peace with its neighbors for the sake of the pleasantness or unpleasantness
of its relations with a foreign government?"
Debra DeLee, head of the liberal pro-Israel group Americans for Peace Now,
says that "it takes a lot of chutzpah to tell Israel not to even talk
about peace with its neighbor." She goes on to assert that it was "outrageous...for
the President to pressure Israel not to negotiate."
Putting Syria into a Trap
Ironically, the Syria Accountability Act, passed
by an overwhelming bipartisan majority of Congress in 2003,
contains a provision prohibiting any U.S. assistance to Syria until the
U.S. president "determines that substantial progress has been made ...
in negotiations aimed at achieving a peace agreement between Israel and Syria."
Given the administration's repeated efforts to block such negotiations from
taking place in the first place, it obviously makes it difficult for Syria to
The primary motivation may be more sinister, however.
The Jerusalem Post
reported on July 30 that President Bush pushed Israel to expand the war
beyond Lebanon, with Israeli military officials "receiving indications
from the US that America would be interested in seeing Israel attack Syria."
In the early days of the fighting, U.S. Deputy National Security Adviser Elliott
reportedly met with a very senior Israeli official to underscore Washington's
support for extending the war to Syria, but Israeli officials
described the idea as "nuts" and decided to limit their military
operations to Lebanon.
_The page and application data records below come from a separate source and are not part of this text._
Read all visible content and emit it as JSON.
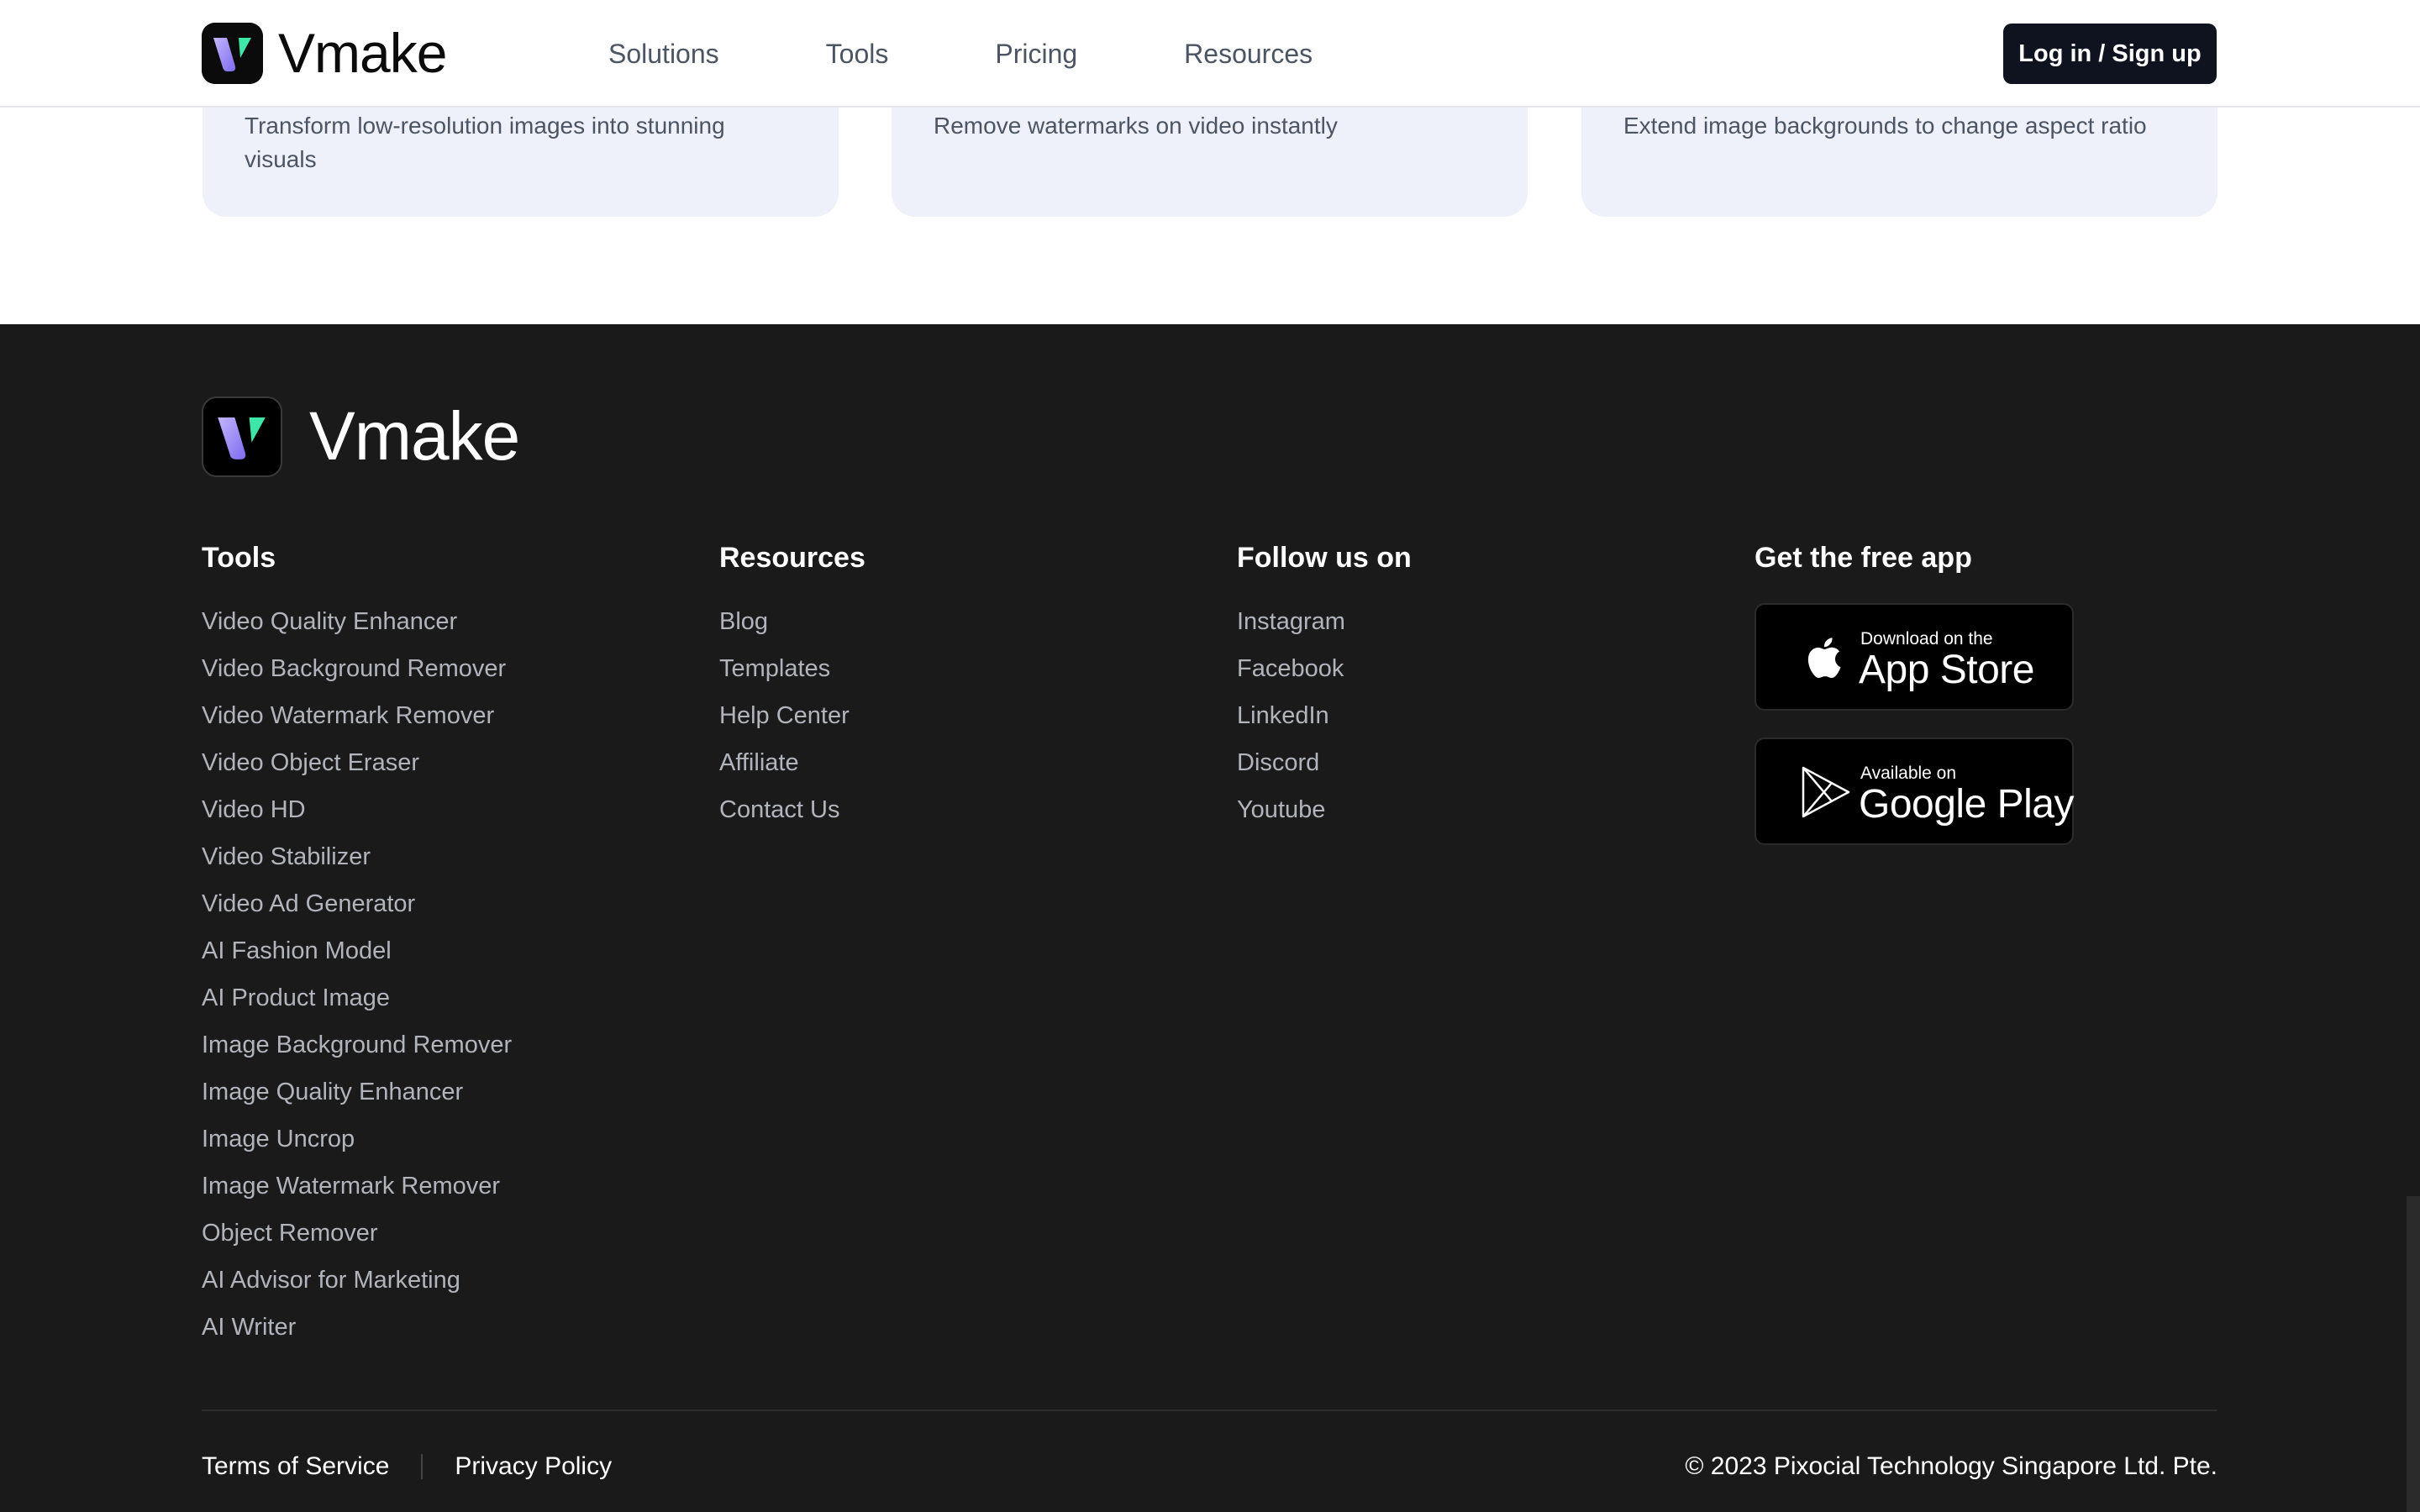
{
  "brand": {
    "name": "Vmake",
    "colors": {
      "primary": "#0f1320",
      "footer_bg": "#1a1a1a",
      "card_bg": "#eef1f9",
      "logo_green": "#3ee6a8",
      "logo_purple": "#8b7cf6"
    }
  },
  "header": {
    "nav": [
      "Solutions",
      "Tools",
      "Pricing",
      "Resources"
    ],
    "login_label": "Log in / Sign up"
  },
  "cards": [
    {
      "description": "Transform low-resolution images into stunning visuals"
    },
    {
      "description": "Remove watermarks on video instantly"
    },
    {
      "description": "Extend image backgrounds to change aspect ratio"
    }
  ],
  "footer": {
    "columns": {
      "tools": {
        "title": "Tools",
        "links": [
          "Video Quality Enhancer",
          "Video Background Remover",
          "Video Watermark Remover",
          "Video Object Eraser",
          "Video HD",
          "Video Stabilizer",
          "Video Ad Generator",
          "AI Fashion Model",
          "AI Product Image",
          "Image Background Remover",
          "Image Quality Enhancer",
          "Image Uncrop",
          "Image Watermark Remover",
          "Object Remover",
          "AI Advisor for Marketing",
          "AI Writer"
        ]
      },
      "resources": {
        "title": "Resources",
        "links": [
          "Blog",
          "Templates",
          "Help Center",
          "Affiliate",
          "Contact Us"
        ]
      },
      "follow": {
        "title": "Follow us on",
        "links": [
          "Instagram",
          "Facebook",
          "LinkedIn",
          "Discord",
          "Youtube"
        ]
      },
      "app": {
        "title": "Get the free app",
        "app_store": {
          "small": "Download on the",
          "big": "App Store",
          "icon": "apple-icon"
        },
        "google_play": {
          "small": "Available on",
          "big": "Google Play",
          "icon": "google-play-icon"
        }
      }
    },
    "legal": {
      "terms": "Terms of Service",
      "privacy": "Privacy Policy"
    },
    "copyright": "© 2023 Pixocial Technology Singapore Ltd. Pte."
  }
}
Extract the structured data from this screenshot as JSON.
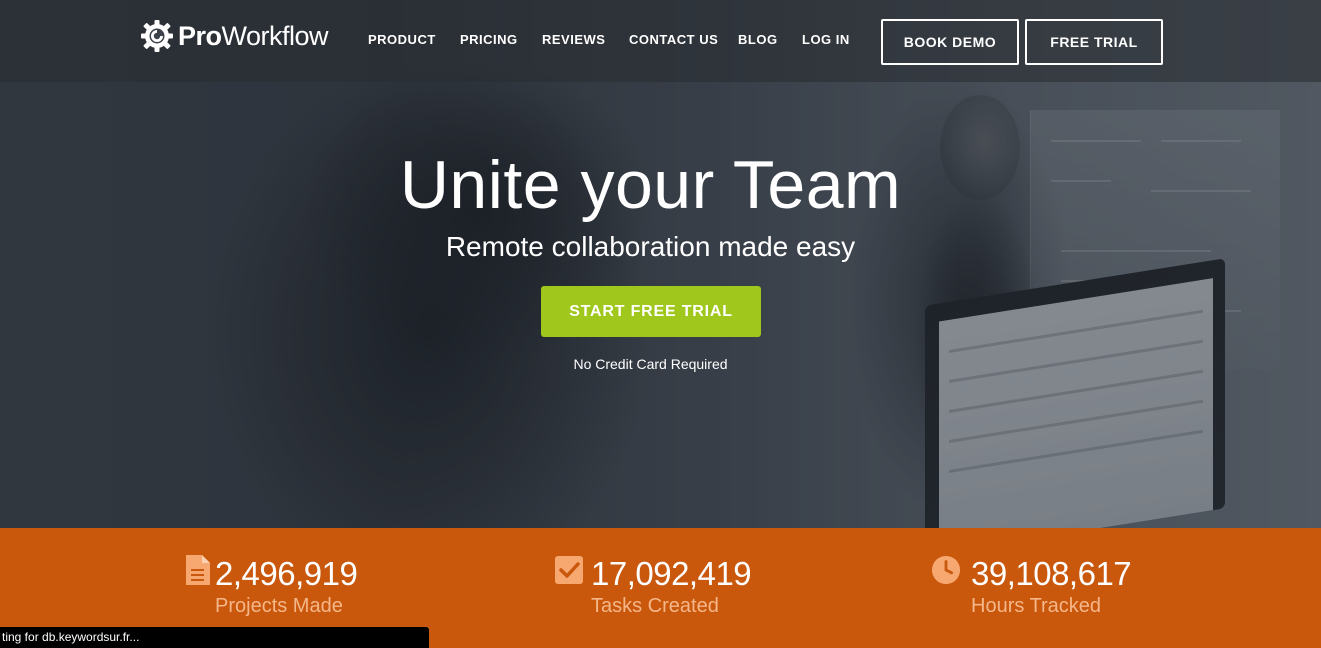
{
  "brand": {
    "pro": "Pro",
    "workflow": "Workflow"
  },
  "nav": {
    "items": [
      {
        "label": "PRODUCT"
      },
      {
        "label": "PRICING"
      },
      {
        "label": "REVIEWS"
      },
      {
        "label": "CONTACT US"
      },
      {
        "label": "BLOG"
      },
      {
        "label": "LOG IN"
      }
    ],
    "book_demo": "BOOK DEMO",
    "free_trial": "FREE TRIAL"
  },
  "hero": {
    "title": "Unite your Team",
    "subtitle": "Remote collaboration made easy",
    "cta": "START FREE TRIAL",
    "note": "No Credit Card Required"
  },
  "stats": [
    {
      "icon": "document-icon",
      "value": "2,496,919",
      "label": "Projects Made"
    },
    {
      "icon": "checkbox-icon",
      "value": "17,092,419",
      "label": "Tasks Created"
    },
    {
      "icon": "clock-icon",
      "value": "39,108,617",
      "label": "Hours Tracked"
    }
  ],
  "status_bar": {
    "text": "ting for db.keywordsur.fr..."
  },
  "colors": {
    "accent_green": "#9fc71c",
    "stats_orange": "#c9570c",
    "stats_label": "#f5b789",
    "icon_orange": "#f6a870"
  }
}
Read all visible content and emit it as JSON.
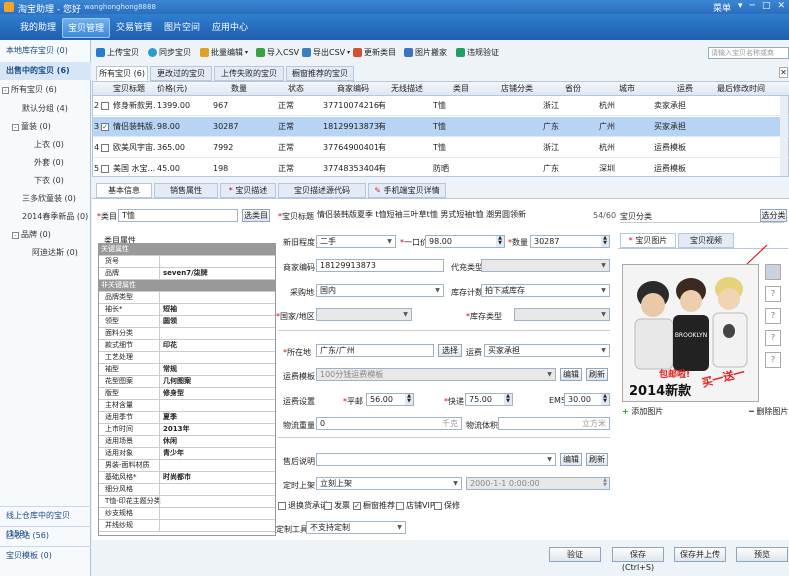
{
  "app": {
    "title": "淘宝助理 - 您好",
    "user": "wanghonghong8888",
    "menu": "菜单",
    "controls": [
      "▾",
      "─",
      "□",
      "✕"
    ]
  },
  "nav": [
    "我的助理",
    "宝贝管理",
    "交易管理",
    "图片空间",
    "应用中心"
  ],
  "sidebar": {
    "local": "本地库存宝贝 (0)",
    "selling": "出售中的宝贝 (6)",
    "tree": [
      {
        "label": "所有宝贝 (6)",
        "level": 0,
        "toggle": "-"
      },
      {
        "label": "默认分组 (4)",
        "level": 1,
        "toggle": ""
      },
      {
        "label": "童装 (0)",
        "level": 1,
        "toggle": "-"
      },
      {
        "label": "上衣 (0)",
        "level": 2,
        "toggle": ""
      },
      {
        "label": "外套 (0)",
        "level": 2,
        "toggle": ""
      },
      {
        "label": "下衣 (0)",
        "level": 2,
        "toggle": ""
      },
      {
        "label": "三多欣童装 (0)",
        "level": 1,
        "toggle": ""
      },
      {
        "label": "2014春季新品 (0)",
        "level": 1,
        "toggle": ""
      },
      {
        "label": "品牌 (0)",
        "level": 1,
        "toggle": "-"
      },
      {
        "label": "阿迪达斯 (0)",
        "level": 2,
        "toggle": ""
      }
    ],
    "bottom": [
      "线上仓库中的宝贝 (159)",
      "回收站 (56)",
      "宝贝模板 (0)"
    ]
  },
  "toolbar": [
    {
      "label": "上传宝贝",
      "color": "#2a7bd0"
    },
    {
      "label": "同步宝贝",
      "color": "#2a9bd0"
    },
    {
      "label": "批量编辑",
      "color": "#e0a020"
    },
    {
      "label": "导入CSV",
      "color": "#3aa040"
    },
    {
      "label": "导出CSV",
      "color": "#3a80c0"
    },
    {
      "label": "更新类目",
      "color": "#d05030"
    },
    {
      "label": "图片搬家",
      "color": "#4070c0"
    },
    {
      "label": "违规验证",
      "color": "#20a060"
    }
  ],
  "search_placeholder": "请输入宝贝名称或商",
  "list_tabs": [
    "所有宝贝 (6)",
    "更改过的宝贝 (0)",
    "上传失败的宝贝 (0)",
    "橱窗推荐的宝贝 (6)"
  ],
  "grid": {
    "headers": [
      "宝贝标题",
      "价格(元)",
      "数量",
      "状态",
      "商家编码",
      "无线描述",
      "类目",
      "店铺分类",
      "省份",
      "城市",
      "运费",
      "最后修改时间"
    ],
    "rows": [
      {
        "no": "2",
        "title": "修身新款男...",
        "price": "1399.00",
        "qty": "967",
        "status": "正常",
        "code": "37710074216",
        "wireless": "有",
        "cat": "T恤",
        "shopcat": "",
        "prov": "浙江",
        "city": "杭州",
        "ship": "卖家承担",
        "time": "",
        "checked": false
      },
      {
        "no": "3",
        "title": "情侣装韩版...",
        "price": "98.00",
        "qty": "30287",
        "status": "正常",
        "code": "18129913873",
        "wireless": "有",
        "cat": "T恤",
        "shopcat": "",
        "prov": "广东",
        "city": "广州",
        "ship": "买家承担",
        "time": "",
        "checked": true
      },
      {
        "no": "4",
        "title": "欧美风宇宙...",
        "price": "365.00",
        "qty": "7992",
        "status": "正常",
        "code": "37764900401",
        "wireless": "有",
        "cat": "T恤",
        "shopcat": "",
        "prov": "浙江",
        "city": "杭州",
        "ship": "运费模板",
        "time": "",
        "checked": false
      },
      {
        "no": "5",
        "title": "美国 水宝...",
        "price": "45.00",
        "qty": "198",
        "status": "正常",
        "code": "37748353404",
        "wireless": "有",
        "cat": "防晒",
        "shopcat": "",
        "prov": "广东",
        "city": "深圳",
        "ship": "运费模板",
        "time": "",
        "checked": false
      }
    ]
  },
  "edit_tabs": [
    "基本信息",
    "销售属性",
    "宝贝描述",
    "宝贝描述源代码",
    "手机端宝贝详情"
  ],
  "form": {
    "category_label": "类目",
    "category_value": "T恤",
    "choose_category": "选类目",
    "props_title": "类目属性",
    "title_label": "宝贝标题",
    "title_value": "情侣装韩版夏季 t恤短袖三叶草t恤 男式短袖t恤 潮男圆领新",
    "title_count": "54/60",
    "shopcat_label": "宝贝分类",
    "choose_shopcat": "选分类",
    "cond_label": "新旧程度",
    "cond_value": "二手",
    "price_label": "一口价",
    "price_value": "98.00",
    "qty_label": "数量",
    "qty_value": "30287",
    "code_label": "商家编码",
    "code_value": "18129913873",
    "sale_code_label": "代充类型",
    "origin_label": "采购地",
    "origin_value": "国内",
    "stock_label": "库存计数",
    "stock_value": "拍下减库存",
    "country_label": "国家/地区",
    "stock_type_label": "库存类型",
    "loc_label": "所在地",
    "loc_value": "广东/广州",
    "loc_btn": "选择",
    "fee_label": "运费",
    "fee_value": "买家承担",
    "tpl_label": "运费模板",
    "tpl_value": "100分钱运费模板",
    "edit": "编辑",
    "refresh": "刷新",
    "fee_set_label": "运费设置",
    "post_label": "平邮",
    "post_value": "56.00",
    "express_label": "快递",
    "express_value": "75.00",
    "ems_label": "EMS",
    "ems_value": "30.00",
    "weight_label": "物流重量",
    "weight_value": "0",
    "weight_unit": "千克",
    "volume_label": "物流体积",
    "volume_unit": "立方米",
    "after_label": "售后说明",
    "list_label": "定时上架",
    "list_value": "立刻上架",
    "list_time": "2000-1-1 0:00:00",
    "checks": [
      {
        "label": "退换货承诺",
        "checked": false
      },
      {
        "label": "发票",
        "checked": false
      },
      {
        "label": "橱窗推荐",
        "checked": true
      },
      {
        "label": "店铺VIP",
        "checked": false
      },
      {
        "label": "保修",
        "checked": false
      }
    ],
    "custom_label": "定制工具",
    "custom_value": "不支持定制",
    "pic_tabs": [
      "宝贝图片",
      "宝贝视频"
    ],
    "photo_caption": "2014新款",
    "add_pic": "添加图片",
    "del_pic": "删除图片",
    "thumbs": [
      "?",
      "?",
      "?",
      "?"
    ]
  },
  "props": [
    {
      "k": "关键属性",
      "v": "",
      "grp": true
    },
    {
      "k": "货号",
      "v": ""
    },
    {
      "k": "品牌",
      "v": "seven7/柒牌"
    },
    {
      "k": "非关键属性",
      "v": "",
      "grp": true
    },
    {
      "k": "品牌类型",
      "v": ""
    },
    {
      "k": "袖长*",
      "v": "短袖"
    },
    {
      "k": "领型",
      "v": "圆领"
    },
    {
      "k": "面料分类",
      "v": ""
    },
    {
      "k": "款式细节",
      "v": "印花"
    },
    {
      "k": "工艺处理",
      "v": ""
    },
    {
      "k": "袖型",
      "v": "常规"
    },
    {
      "k": "花型图案",
      "v": "几何图案"
    },
    {
      "k": "版型",
      "v": "修身型"
    },
    {
      "k": "主材含量",
      "v": ""
    },
    {
      "k": "适用季节",
      "v": "夏季"
    },
    {
      "k": "上市时间",
      "v": "2013年"
    },
    {
      "k": "适用场景",
      "v": "休闲"
    },
    {
      "k": "适用对象",
      "v": "青少年"
    },
    {
      "k": "男装-面料材质",
      "v": ""
    },
    {
      "k": "基础风格*",
      "v": "时尚都市"
    },
    {
      "k": "细分风格",
      "v": ""
    },
    {
      "k": "T恤-印花主题分类",
      "v": ""
    },
    {
      "k": "纱支规格",
      "v": ""
    },
    {
      "k": "并线纱规",
      "v": ""
    }
  ],
  "bottom_buttons": [
    "验证",
    "保存 (Ctrl+S)",
    "保存并上传",
    "预览"
  ]
}
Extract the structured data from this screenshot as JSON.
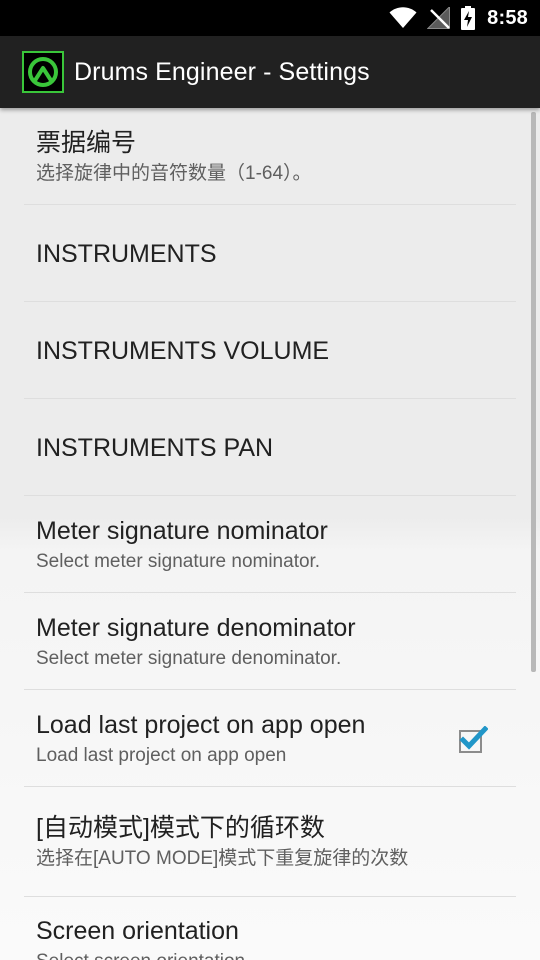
{
  "status_bar": {
    "time": "8:58",
    "icons": [
      "wifi-icon",
      "no-signal-icon",
      "battery-charging-icon"
    ]
  },
  "app_bar": {
    "logo_icon": "drums-engineer-logo-icon",
    "title": "Drums Engineer - Settings",
    "background": "#212121",
    "logo_accent": "#3ac63a"
  },
  "preferences": [
    {
      "title": "票据编号",
      "summary": "选择旋律中的音符数量（1-64）。"
    },
    {
      "title": "INSTRUMENTS"
    },
    {
      "title": "INSTRUMENTS VOLUME"
    },
    {
      "title": "INSTRUMENTS PAN"
    },
    {
      "title": "Meter signature nominator",
      "summary": "Select meter signature nominator."
    },
    {
      "title": "Meter signature denominator",
      "summary": "Select meter signature denominator."
    },
    {
      "title": "Load last project on app open",
      "summary": "Load last project on app open",
      "checked": true
    },
    {
      "title": "[自动模式]模式下的循环数",
      "summary": "选择在[AUTO MODE]模式下重复旋律的次数"
    },
    {
      "title": "Screen orientation",
      "summary": "Select screen orientation"
    }
  ],
  "colors": {
    "checkbox_accent": "#2196c8",
    "divider": "#dedede"
  }
}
Haaretz
noted that some in Washington were "disappointed by Israel's decision
not to attack Syria at the same time." Meyrav Wurmser, head of the Center
for Middle East Policy at the conservative Hudson Institute and wife of the
principal Middle East advisor for Vice President Cheney, went further,
declaring that there was "a lot of anger" in Washington that
Israel did not attack Syria, which she argued would have served "U.S. objectives."
also hoped that an Israeli invasion of Lebanon might lead Syrian troops
to re-enter Lebanon to defend the country from the Israeli invasion, which could
then be used as an excuse to expand the war to Syria itself.
Not everyone in Israel supports attacking Syria on behalf of the United States.
As bad as the Assad regime may be, forcing its overthrow could result in a new
regime that is far worse. Following a forced departure of the Ba'athists who
have ruled for over 44 years, radical Sunni Islamists would be most likely poised
to take advantage of the inevitable chaos.
However, the Bush administration appears quite willing to continue its divide-and-rule
policies in the Middle East by preventing the resumption of talks that could
end hostilities between Israel and its Arab neighbors. It is yet another reminder
that the problem with U.S. policy is not that it is too "pro-Israel,"
but that it is anti-peace.